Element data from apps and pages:
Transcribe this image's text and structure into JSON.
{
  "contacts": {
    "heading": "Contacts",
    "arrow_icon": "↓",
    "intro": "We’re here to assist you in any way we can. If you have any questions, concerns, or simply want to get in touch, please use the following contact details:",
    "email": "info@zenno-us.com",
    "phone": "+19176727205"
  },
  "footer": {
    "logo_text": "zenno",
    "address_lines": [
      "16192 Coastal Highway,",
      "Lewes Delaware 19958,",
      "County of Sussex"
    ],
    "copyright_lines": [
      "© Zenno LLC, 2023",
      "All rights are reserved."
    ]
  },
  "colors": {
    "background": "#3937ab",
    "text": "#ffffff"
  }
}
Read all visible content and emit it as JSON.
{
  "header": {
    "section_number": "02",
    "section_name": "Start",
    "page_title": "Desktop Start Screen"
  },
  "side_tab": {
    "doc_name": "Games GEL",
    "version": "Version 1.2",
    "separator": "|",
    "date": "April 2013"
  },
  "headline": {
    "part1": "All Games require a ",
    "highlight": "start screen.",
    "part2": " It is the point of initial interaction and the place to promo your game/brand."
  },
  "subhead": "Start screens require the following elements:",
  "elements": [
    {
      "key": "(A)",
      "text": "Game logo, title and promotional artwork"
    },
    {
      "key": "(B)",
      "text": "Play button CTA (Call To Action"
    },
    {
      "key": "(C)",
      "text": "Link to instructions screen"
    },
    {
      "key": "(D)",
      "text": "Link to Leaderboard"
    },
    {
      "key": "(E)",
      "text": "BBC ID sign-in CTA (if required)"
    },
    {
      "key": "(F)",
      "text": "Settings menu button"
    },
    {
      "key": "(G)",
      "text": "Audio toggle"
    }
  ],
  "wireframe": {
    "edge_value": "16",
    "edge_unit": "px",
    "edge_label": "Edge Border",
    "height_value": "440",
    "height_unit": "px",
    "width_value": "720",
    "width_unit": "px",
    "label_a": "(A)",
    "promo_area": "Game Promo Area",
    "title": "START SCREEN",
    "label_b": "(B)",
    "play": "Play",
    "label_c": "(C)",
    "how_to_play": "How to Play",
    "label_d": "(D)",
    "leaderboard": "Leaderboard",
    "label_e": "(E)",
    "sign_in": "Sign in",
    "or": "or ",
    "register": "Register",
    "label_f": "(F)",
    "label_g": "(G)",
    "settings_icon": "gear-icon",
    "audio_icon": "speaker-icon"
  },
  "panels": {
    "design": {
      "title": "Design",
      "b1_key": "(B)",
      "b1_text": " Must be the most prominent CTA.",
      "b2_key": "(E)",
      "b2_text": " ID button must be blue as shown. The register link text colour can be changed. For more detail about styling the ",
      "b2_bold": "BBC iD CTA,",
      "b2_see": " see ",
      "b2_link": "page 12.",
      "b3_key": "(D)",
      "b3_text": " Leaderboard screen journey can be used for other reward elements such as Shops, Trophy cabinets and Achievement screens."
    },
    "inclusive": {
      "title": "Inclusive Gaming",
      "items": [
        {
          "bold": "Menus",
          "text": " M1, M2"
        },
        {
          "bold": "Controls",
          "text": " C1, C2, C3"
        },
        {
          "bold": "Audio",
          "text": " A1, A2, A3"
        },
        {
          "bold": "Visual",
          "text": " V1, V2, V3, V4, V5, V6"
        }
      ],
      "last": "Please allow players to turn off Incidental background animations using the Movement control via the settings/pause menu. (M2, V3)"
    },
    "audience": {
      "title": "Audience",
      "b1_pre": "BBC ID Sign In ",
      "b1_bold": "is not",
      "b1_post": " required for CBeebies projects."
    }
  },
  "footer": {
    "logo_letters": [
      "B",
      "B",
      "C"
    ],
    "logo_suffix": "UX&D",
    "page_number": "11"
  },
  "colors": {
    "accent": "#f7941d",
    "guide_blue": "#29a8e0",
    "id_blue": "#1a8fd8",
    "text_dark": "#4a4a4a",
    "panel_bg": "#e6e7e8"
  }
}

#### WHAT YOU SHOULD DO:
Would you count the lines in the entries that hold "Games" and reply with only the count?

#### EXERCISE RESPONSE:
2